Oneness Idea Problems
Like all deception, oneness ideas present some logical, metaphysical, and moral inconsistencies. They can deny truth, but the denial doesn’t change it. These problems include;
- If oneness is all there is, then things can never get better than they are today. So how do we explain progress, or do we just deny it?
- If all religions are equally valid, then none of them are. Christ’s death, burial, and resurrection refute this notion, and was witnessed by many.
- Oneness asserts experience alone. But without a permanent relationship, man will always search but never find what he searches for—
- Without a set of morals greater than himself, man will seek but never find justice.
- Oneness denies man’s true nature, embracing a status quo and the kind of corruption leading to Rome’s decline and fall.
- Like all deception, oneness sows confusion and division—in a word, chaos. These do not come from God but man. Tools like critical theory and cancel culture create division; and oneness provides the religious underpinnings.
Oneness ideas directly challenge Christianity, including;
- Undermining God’s truth
- Undercutting the Great Commission to spread the Gospel
- Declaring Christ can only be a man, a prophet
- It is not man that is earth’s parasite, but his sin (Isa. 24:4-5)
We must become effective ambassadors for God. Not by proving our faith, but defending it. We see its proof in the Bible’s ideas and our history. We need to simply know them, live them, and stand for them.
Oneness professes salvation through saving mother earth, and Christ’s followers stand in the way of that salvation. Oneness considers our belief in Christ as God and Messiah divisive. An obstacle requiring removal at all cost. Love and unity wrapped in violent actions to achieve it. This is jihad.
Chicago’s Cardinal Francis George countered the oneness salvation claim in one of his Easter sermons. It points to truth and salvations real source.
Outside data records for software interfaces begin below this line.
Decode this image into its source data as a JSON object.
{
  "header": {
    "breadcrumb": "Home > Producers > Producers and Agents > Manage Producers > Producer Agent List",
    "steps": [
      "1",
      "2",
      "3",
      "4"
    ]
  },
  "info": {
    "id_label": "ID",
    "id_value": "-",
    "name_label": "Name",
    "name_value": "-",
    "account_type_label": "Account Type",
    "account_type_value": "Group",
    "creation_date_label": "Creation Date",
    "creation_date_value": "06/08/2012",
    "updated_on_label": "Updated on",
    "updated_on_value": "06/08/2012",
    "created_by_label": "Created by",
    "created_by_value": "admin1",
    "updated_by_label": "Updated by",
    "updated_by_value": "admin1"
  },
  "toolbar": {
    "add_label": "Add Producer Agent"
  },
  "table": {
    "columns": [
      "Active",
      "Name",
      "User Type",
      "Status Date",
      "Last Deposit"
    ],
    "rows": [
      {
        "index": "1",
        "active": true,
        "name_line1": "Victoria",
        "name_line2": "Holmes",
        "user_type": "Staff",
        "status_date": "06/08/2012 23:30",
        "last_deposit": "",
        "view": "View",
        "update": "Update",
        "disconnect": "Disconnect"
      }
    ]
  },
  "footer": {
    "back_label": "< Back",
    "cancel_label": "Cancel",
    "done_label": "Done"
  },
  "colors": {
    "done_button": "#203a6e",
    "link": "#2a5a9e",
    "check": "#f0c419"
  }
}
“ [T]he beloved Lord who shows us that revealed truth and self-sacrificing love are more real, more trustworthy, than anything else. If the Earth is our mother, then the grave is our home and the world is a closed system turned in on itself. [But] if Christ is risen from the grave and the Church is our mother, then our destiny reaches beyond space and time, beyond what can be measured and controlled. And therein lies our hope.”
Our present time is akin to the last days of the Roman Republic. When Caesar, Crassus, and Pompeii conspired to divide the Empire. Will we follow their course or remain true to God’s for us? It is time for all God’s people to come together as His Church, in His Truth and Love.
 Plotinus, Translated by Armstrong, A.H., Enneads, Harvard University Press, 1984.
 See Wolf, Dan, Chapter 5, A War for God: A Christian View of Islam, Living Rightly Publications, 2017.
 This section’s information comes from Teichrib, Carl, Spiritual Politics and the Cult of World Order, Last Days Bible Conference, 6/3/2019, https://www.youtube.com/watch?v=wzvp_ZZrmG0. Accessed November, 2020.
 Annual of the Southern Baptist Convention, World Peace Committee, 1946, p. 64, http://media2.sbhla.org.s3.amazonaws.com/annuals/SBC_Annual_1946.pdf. Accessed November, 2020.
 This section’s information comes from Teichrib, Carl, Spiritual Politics and the Cult of World Order, Last Days Bible Conference, 6/3/2019, https://www.youtube.com/watch?v=wzvp_ZZrmG0, and Game of God’s, Encounters in Divine Identity Theft, Last Days Bible Conference, 6/4/2019, https://www.youtube.com/watch?v=bqbrt4jDn18. Both accessed November, 2020.
 Sultanmurat, Yermentay, p. 25, Transformation of the World, 2000.
 Wolf, Dan, pp. 111-52, A War for God: A Christian View of Islam, Living Rightly Publications, 2017.
 Our Catholic Faith, Archbishop Sartain’s Homily at Cardinal George’s Funeral … We Only Take With Us What We Have Given Away, 5/6/2015. Accessed November, 2020.